START Available data

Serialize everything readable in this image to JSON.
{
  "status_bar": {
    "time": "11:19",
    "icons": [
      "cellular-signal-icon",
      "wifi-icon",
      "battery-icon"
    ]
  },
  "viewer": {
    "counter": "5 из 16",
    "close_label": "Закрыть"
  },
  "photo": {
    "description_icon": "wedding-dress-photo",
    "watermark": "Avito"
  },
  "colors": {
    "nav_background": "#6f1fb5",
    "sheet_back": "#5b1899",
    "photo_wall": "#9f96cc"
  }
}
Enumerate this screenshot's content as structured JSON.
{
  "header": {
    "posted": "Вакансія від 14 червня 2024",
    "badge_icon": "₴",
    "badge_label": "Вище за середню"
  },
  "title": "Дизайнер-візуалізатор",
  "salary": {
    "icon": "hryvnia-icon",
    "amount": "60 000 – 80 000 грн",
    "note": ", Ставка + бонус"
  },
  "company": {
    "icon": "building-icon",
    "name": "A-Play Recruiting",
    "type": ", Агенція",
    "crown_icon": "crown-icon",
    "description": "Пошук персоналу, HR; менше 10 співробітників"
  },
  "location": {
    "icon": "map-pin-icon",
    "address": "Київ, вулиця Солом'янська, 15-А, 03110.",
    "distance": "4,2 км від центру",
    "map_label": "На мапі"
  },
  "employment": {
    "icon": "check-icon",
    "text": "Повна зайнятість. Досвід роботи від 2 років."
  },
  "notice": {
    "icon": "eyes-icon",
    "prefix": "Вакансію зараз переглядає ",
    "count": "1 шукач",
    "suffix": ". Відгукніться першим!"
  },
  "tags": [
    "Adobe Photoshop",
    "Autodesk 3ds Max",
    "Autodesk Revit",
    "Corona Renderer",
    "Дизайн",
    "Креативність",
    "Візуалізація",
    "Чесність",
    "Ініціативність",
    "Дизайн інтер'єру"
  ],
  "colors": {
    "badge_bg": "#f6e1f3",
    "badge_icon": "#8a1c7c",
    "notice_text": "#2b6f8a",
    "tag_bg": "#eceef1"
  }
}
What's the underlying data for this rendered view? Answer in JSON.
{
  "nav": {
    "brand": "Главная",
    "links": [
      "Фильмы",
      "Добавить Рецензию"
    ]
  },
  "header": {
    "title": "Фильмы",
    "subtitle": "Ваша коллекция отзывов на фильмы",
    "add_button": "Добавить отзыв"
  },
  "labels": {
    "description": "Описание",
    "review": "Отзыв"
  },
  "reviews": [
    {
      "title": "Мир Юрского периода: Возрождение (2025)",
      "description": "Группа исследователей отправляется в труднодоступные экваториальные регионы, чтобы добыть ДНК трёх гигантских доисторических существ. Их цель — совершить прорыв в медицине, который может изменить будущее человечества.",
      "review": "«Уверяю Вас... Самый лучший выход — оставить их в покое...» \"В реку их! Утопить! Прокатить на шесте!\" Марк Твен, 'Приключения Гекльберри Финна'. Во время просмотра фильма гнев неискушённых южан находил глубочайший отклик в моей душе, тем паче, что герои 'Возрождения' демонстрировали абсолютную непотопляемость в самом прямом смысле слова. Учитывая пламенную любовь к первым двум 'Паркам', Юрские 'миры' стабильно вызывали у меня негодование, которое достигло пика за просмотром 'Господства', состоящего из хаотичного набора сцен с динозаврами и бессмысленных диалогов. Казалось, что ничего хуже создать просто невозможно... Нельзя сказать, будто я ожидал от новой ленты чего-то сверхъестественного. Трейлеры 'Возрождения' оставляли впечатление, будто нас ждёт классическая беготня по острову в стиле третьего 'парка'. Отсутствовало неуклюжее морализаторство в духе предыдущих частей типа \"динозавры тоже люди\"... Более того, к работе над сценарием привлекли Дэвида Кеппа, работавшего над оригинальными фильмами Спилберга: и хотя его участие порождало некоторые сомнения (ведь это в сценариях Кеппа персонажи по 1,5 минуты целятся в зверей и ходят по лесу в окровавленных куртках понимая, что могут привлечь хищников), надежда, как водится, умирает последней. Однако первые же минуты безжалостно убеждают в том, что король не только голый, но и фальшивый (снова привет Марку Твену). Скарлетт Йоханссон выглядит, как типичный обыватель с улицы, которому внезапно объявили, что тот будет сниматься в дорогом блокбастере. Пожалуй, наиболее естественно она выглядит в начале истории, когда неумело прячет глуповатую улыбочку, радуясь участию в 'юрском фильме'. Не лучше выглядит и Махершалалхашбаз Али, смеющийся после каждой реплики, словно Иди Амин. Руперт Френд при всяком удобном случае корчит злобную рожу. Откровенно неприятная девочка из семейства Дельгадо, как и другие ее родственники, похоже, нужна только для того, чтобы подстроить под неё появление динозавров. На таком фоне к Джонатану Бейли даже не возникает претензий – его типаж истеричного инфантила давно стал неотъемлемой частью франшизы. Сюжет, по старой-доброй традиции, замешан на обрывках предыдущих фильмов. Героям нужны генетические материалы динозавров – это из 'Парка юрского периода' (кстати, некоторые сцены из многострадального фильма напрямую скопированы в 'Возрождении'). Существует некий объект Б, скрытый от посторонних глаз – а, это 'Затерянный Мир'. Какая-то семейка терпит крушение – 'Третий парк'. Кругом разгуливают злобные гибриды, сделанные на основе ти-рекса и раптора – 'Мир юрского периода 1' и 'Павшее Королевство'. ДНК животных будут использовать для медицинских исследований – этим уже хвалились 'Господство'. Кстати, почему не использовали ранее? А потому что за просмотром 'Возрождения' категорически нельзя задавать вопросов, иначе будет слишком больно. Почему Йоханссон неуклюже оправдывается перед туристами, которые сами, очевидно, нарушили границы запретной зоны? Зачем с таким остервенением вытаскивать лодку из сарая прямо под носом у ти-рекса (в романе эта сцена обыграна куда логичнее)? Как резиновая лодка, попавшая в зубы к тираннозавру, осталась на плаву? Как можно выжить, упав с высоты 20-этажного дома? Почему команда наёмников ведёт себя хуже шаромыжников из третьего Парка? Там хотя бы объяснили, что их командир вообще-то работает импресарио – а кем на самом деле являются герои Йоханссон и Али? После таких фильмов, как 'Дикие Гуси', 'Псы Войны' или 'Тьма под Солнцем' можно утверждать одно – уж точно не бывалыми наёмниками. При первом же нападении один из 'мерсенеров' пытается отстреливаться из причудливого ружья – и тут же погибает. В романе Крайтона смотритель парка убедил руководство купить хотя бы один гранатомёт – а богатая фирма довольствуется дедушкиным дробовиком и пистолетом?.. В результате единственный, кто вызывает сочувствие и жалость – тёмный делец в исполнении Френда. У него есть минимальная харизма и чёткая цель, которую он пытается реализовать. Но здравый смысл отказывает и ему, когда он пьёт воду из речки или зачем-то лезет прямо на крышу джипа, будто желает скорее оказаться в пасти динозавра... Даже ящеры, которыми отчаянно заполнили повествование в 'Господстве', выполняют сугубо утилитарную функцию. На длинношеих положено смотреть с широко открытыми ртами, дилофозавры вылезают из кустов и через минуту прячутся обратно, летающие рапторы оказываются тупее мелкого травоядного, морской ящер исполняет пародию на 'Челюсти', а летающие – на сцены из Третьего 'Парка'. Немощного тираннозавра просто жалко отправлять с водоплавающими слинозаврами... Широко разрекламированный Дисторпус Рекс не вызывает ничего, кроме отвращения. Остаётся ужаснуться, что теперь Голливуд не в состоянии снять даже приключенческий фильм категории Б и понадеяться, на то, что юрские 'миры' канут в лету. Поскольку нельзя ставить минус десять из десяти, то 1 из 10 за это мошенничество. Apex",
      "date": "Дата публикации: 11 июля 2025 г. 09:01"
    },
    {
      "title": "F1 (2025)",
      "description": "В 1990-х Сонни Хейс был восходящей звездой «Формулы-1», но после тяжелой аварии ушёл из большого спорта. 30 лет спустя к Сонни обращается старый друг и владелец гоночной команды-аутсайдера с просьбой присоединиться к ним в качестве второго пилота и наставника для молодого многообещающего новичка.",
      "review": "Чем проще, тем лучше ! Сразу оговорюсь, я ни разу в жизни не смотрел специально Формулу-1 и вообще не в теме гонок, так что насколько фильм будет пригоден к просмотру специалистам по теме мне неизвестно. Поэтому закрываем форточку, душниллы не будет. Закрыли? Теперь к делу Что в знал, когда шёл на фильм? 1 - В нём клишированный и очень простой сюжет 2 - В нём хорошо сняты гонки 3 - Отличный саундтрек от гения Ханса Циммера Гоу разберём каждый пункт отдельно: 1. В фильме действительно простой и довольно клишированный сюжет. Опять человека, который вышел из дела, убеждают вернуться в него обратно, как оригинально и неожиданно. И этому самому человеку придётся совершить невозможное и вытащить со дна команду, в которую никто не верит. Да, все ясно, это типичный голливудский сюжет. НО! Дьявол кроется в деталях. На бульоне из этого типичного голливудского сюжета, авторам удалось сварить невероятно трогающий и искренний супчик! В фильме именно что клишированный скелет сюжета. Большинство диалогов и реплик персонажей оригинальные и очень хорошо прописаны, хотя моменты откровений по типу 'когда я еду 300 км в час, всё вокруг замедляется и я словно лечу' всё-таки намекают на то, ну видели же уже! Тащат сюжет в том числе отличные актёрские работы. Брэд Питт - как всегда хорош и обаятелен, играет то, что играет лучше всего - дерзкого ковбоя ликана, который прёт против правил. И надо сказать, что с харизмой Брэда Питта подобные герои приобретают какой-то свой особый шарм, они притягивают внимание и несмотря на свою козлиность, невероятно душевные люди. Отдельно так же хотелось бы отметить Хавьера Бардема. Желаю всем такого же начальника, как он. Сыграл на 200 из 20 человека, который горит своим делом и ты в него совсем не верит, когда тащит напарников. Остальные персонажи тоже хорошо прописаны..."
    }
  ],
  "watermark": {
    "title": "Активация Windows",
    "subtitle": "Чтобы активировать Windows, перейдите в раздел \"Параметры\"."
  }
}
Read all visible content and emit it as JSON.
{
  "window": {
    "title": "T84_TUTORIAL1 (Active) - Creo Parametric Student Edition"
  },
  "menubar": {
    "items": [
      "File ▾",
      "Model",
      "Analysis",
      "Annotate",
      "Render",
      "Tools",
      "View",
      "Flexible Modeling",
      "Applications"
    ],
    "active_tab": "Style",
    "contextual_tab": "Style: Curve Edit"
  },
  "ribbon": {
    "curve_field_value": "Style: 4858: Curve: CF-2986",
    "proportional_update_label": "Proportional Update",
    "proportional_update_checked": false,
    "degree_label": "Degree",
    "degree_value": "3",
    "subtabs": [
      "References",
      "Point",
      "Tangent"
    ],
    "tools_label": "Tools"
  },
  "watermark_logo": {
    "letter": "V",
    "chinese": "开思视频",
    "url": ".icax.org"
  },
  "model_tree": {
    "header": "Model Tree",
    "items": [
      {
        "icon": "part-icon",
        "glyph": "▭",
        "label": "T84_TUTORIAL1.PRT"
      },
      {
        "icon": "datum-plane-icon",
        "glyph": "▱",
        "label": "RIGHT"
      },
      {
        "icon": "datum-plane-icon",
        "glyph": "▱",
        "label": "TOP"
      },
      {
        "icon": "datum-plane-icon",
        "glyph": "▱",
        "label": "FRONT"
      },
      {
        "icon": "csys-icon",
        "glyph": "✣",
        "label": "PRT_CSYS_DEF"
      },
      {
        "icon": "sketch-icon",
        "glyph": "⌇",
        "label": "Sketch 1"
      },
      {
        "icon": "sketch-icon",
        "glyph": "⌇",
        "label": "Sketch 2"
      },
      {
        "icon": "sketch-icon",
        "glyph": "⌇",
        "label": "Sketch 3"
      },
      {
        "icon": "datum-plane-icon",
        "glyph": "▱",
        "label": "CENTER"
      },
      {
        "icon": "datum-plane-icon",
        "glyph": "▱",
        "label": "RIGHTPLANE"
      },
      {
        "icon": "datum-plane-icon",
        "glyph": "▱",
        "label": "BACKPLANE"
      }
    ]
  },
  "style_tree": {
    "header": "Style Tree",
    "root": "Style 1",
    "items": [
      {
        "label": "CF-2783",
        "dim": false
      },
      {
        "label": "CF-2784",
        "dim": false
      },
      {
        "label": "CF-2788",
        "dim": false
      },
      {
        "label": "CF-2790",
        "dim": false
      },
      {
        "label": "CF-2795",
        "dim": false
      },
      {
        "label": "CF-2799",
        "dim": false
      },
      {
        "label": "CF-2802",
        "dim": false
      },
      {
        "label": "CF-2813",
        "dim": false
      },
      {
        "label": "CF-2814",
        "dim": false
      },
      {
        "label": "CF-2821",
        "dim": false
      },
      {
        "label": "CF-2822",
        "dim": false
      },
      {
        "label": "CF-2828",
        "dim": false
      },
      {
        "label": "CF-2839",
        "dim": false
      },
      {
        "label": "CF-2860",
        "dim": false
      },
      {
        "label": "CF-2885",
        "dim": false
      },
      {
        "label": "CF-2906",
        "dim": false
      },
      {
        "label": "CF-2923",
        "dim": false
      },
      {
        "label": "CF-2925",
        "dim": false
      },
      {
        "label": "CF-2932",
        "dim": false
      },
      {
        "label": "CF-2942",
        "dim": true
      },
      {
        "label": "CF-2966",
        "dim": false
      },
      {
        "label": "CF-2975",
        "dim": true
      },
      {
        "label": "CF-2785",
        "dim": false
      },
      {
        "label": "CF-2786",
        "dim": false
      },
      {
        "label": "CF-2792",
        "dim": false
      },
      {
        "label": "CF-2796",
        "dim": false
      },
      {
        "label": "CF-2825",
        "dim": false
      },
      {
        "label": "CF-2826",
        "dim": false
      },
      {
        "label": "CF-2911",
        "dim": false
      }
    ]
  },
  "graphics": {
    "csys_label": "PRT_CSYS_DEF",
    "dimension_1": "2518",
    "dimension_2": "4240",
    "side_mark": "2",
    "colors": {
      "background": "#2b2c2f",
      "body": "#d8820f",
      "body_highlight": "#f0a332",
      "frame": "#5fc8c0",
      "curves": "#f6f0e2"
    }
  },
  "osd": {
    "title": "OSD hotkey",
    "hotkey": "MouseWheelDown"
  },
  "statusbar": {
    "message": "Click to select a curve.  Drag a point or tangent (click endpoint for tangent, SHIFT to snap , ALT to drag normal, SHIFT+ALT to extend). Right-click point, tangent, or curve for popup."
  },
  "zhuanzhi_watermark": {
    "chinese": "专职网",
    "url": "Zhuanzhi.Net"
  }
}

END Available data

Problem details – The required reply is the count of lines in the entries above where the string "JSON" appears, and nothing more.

Worked solution – 4